Staging your home is a proven strategy for speeding up the sales process. It can even help boost your home’s value when offers start coming in. By highlighting your home’s strengths and giving prospective buyers a sense of how they’d utilize different spaces, you can help these prospects develop emotional attachments to your home.
As an agent that believes in providing top-notch professional service to all of my clients, I make professional staging a complimentary part of my listing package for sellers.
Here are some quick tips for helping you along with the staging process:
Pay attention to lighting
Great lighting is crucial for making your home look warm and welcoming. If you notice that some areas of your home are dark and dreary, increase the wattages of the lightbulbs in the fixtures and lamps. A good rule of thumb is to have a total of 100 watts of lighting for every 50 square feet of interior space. Also, you should strive for three different types of lighting per room: accent lighting (on a wall or table), task lighting (such as a reading or under-cabinet light), and ambient lighting (overhead).
Update your appliances
Alright, so you might not be willing to spend thousands of dollars on installing new, stainless steel appliances just for staging. However, studies show that new appliances in the kitchen garner high returns for sellers, which means you stand to get a better price for your home. A great, inexpensive solution is to apply stainless steel stick-on coverings to all of your appliances. These coverings can quickly transform an outdated kitchen into one that screams ultra-modern.
Get rid of unnecessary furniture

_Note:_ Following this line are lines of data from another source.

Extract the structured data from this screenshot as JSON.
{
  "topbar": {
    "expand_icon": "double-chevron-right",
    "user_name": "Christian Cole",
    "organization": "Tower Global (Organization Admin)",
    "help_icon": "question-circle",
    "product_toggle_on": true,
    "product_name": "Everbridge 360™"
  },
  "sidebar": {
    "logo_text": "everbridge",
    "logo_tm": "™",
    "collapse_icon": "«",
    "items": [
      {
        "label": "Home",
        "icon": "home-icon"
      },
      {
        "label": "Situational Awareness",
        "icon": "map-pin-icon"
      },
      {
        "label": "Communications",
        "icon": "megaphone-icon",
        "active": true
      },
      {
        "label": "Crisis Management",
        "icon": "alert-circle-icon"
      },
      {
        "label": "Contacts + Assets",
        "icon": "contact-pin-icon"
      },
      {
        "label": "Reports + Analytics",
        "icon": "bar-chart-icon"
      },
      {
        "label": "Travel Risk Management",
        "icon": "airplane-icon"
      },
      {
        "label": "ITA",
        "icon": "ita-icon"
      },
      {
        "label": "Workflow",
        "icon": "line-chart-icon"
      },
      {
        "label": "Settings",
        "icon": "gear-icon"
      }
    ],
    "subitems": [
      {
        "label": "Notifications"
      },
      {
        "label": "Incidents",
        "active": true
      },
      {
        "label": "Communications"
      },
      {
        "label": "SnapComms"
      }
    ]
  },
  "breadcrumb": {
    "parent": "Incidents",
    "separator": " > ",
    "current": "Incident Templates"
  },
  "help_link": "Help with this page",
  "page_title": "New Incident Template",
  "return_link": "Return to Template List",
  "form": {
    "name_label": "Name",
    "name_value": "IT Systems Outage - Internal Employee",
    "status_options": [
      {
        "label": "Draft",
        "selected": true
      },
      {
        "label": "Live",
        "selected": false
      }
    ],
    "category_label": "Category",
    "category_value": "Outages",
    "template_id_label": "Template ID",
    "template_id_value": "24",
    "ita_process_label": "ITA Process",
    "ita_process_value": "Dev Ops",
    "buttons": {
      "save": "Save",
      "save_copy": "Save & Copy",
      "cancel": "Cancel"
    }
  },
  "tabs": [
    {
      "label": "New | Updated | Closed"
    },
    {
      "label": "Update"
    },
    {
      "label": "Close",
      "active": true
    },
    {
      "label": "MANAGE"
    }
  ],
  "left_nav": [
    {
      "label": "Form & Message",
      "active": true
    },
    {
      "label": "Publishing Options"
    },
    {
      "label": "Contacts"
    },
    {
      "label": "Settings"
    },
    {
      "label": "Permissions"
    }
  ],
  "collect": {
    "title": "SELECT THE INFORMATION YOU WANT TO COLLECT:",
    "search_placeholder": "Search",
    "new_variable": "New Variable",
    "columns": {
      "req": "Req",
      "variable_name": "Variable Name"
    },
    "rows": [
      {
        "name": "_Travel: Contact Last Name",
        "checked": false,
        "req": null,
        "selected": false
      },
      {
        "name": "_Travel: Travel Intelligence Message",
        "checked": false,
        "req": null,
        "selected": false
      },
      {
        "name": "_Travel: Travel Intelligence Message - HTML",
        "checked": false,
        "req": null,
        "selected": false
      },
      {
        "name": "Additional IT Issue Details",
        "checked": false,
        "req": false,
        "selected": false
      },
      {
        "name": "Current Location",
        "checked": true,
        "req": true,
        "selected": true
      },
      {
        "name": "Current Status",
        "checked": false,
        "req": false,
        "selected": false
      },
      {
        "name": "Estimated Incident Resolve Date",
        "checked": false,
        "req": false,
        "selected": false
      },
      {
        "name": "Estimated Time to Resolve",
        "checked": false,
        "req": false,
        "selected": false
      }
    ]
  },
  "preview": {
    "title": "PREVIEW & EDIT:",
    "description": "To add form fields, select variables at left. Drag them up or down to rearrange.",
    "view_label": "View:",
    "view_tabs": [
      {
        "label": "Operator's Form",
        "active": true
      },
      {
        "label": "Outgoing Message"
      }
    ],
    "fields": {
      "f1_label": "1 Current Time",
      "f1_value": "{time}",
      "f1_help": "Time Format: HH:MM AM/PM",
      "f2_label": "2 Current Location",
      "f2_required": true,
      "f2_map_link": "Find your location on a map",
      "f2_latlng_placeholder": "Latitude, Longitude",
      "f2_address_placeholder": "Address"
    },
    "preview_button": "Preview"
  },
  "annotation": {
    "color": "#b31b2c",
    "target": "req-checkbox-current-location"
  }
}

It should go without saying that when staging a home, you need to get rid of clutter. However, sellers often forget about some of the biggest causes of clutter: namely, couches, chairs, and tables. Having too much furniture in your home can make it seem small and cramped. So before you start showing your home, take a walk around and remove furniture items that you can live without. You don’t need to get rid of everything (after all, you want the space to look lived-in), but you want to make sure you’re maximizing available space.